Intrauterine Devices (IUD) 

IUDs are small, T-shaped devices that get inserted into your uterus; they’re primarily of two kinds. Hormonal IUDs can reduce menstrual bleeding and cramping, while copper IUDs provide non-hormonal contraception. 

TorHoerman Law observes that despite IUDs being long-lasting and generally safe to use, some products can lead to injuries at the time of their removal. Besides, there’s a small risk of discomfort during insertion or even a rare chance of expulsion of IUDs from the uterus.  

Risks Associated with Birth Control Devices 

When it comes to birth control devices, they’re pretty handy for preventing pregnancy, but there are a few things to keep in mind about the risks they can bring along: 

Hormonal Side-effects: 

Did you know that synthetic hormones are an important ingredient in making birth control devices? Examples of devices that contain them are birth control pills, patches, and hormonal IUDs. We agree that they might be effective at preventing pregnancy, but they’ve also shown side effects in some women.  

These side effects include softer breasts, mood swings, headaches, a feeling of nausea, and changes in your period cycle. If you’re on hormonal birth control and observe these symptoms frequently, you must discuss it with your gynecologist.  

Non-Hormonal Side-effects: 

Even if you’re not into hormones, things like copper IUDs or barrier methods like condoms can have their own quirks.  
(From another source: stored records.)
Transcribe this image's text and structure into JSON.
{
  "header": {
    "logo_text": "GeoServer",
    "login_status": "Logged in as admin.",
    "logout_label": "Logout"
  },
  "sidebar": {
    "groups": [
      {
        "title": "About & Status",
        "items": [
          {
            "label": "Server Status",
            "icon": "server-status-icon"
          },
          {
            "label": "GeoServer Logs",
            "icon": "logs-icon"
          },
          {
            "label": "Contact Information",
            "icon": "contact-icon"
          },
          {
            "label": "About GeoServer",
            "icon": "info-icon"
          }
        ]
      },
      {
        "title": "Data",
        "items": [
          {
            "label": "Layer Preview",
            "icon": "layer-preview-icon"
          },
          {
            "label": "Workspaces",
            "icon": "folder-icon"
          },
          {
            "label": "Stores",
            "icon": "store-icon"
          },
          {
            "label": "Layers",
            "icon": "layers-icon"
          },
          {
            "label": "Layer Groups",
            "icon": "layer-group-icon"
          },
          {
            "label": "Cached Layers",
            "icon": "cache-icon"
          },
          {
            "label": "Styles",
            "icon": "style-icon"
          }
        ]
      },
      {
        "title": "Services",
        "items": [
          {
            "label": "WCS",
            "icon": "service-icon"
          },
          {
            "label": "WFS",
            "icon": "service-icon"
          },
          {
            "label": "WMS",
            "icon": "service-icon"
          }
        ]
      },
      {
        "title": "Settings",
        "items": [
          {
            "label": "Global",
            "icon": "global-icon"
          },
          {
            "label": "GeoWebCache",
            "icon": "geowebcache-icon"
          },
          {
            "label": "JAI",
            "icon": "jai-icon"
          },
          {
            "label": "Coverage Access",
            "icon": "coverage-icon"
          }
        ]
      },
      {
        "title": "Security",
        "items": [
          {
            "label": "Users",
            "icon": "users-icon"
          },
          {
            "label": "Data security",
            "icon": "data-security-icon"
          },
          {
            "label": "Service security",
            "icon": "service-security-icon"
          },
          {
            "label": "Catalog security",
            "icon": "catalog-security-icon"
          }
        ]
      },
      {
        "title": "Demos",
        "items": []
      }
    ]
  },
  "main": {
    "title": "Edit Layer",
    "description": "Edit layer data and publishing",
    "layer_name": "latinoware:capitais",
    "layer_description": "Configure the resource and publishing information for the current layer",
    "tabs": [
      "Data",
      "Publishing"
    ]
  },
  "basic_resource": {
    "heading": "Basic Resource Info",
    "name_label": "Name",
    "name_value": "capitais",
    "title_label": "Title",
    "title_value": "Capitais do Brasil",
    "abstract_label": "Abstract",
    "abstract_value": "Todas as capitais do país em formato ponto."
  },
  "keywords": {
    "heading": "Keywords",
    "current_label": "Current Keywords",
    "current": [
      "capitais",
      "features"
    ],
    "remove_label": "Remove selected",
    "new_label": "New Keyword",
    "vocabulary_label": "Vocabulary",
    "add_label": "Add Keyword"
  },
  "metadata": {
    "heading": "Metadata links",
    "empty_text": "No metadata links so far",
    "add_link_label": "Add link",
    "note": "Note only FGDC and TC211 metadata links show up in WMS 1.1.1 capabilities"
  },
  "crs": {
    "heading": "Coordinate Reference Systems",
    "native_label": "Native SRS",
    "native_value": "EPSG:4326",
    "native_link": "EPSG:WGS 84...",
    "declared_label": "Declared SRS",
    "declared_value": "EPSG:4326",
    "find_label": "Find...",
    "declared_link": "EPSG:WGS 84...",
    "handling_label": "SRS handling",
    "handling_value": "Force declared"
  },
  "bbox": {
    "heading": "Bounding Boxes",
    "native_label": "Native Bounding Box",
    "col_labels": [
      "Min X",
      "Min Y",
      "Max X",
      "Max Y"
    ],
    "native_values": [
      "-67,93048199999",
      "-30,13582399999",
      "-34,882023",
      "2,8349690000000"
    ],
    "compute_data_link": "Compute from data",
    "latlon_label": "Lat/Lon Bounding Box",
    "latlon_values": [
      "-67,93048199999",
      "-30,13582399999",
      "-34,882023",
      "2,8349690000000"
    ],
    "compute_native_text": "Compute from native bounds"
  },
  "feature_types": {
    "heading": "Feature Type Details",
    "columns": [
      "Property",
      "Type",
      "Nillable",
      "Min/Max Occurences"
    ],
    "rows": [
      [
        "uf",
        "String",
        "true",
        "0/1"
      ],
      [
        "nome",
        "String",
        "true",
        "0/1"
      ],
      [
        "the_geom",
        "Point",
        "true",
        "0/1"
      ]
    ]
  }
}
For instance, copper IUDs may lead to heavy bleeding and cramps in some women. Barrier methods, if not used correctly, pose a higher risk of failure and might not protect you from STIs and STDs.  

Rare Complications:  

While uncommon, birth control devices can sometimes lead to rare but serious complications. For instance, inserting or removing IUDs from the uterus might also cause uterine perforation.  

The removal of some IUDs can also lead to injuries, which is seen in the case of Paragard IUDs. These IUDs are sold by Teva Pharmaceuticals and have received complaints of injuries, including bleeding, infection, and organ damage. 

The Paragard IUD lawsuit is the consequence of these complaints. Lawyers estimate the potential settlement amount to fall somewhere between $10,000-$400,000 for each victim. 

While these complications are rare, it’s imperative that you know about them and reach out to a medical expert in case you notice anything amiss.  

Long-term Effects: 

Talking about the long-term effects of birth control is like dipping your toes into a pool of uncertainty. From bone health to heart health, cancer risk, and even fertility, there’s a lot to consider. 

Medical News Today notes that using birth control pills – especially the ones that have both estrogen and progesterone – can make women vulnerable to developing blood clots. Blood clots increase your chances of having a heart attack or a stroke; a smoking habit boosts it further. 

Furthermore, using birth control for more than five years consecutively has also been tied to an increased likelihood of cervical cancer in women.  

Overall, while birth control methods can help prevent pregnancy, it’s wise to share any worries you have regarding long-term effects with your gynecologist. 

Frequently Asked Questions (FAQs)  

Is birth control implant safe?  

Studies have shown birth control implants to be safe for most people. However, like every other medical device, they have some risks and side effects that your gynecologist will familiarize you with.  

What is the safest birth control system?  

Research shows that implants and IUDs work the best to prevent pregnancy, and are also very convenient to use.  

What are the hormonal methods of birth control? 

The hormonal methods function by preventing your ovaries from releasing eggs. This prevention makes other changes in your body to decrease the likelihood of your pregnancy. The most common examples of hormonal methods of birth control include pills, patches, rings, shots, and implants.  

To sum it up, delving into the realm of birth control devices reveals a complex landscape where convenience and risk are intertwined. While these devices make it unbelievably easy to manage fertility, you must learn to identify potential risks they carry before getting in.  

Balancing the cost of convenience with an understanding of its risks helps you make better, more informed decisions for your reproductive health.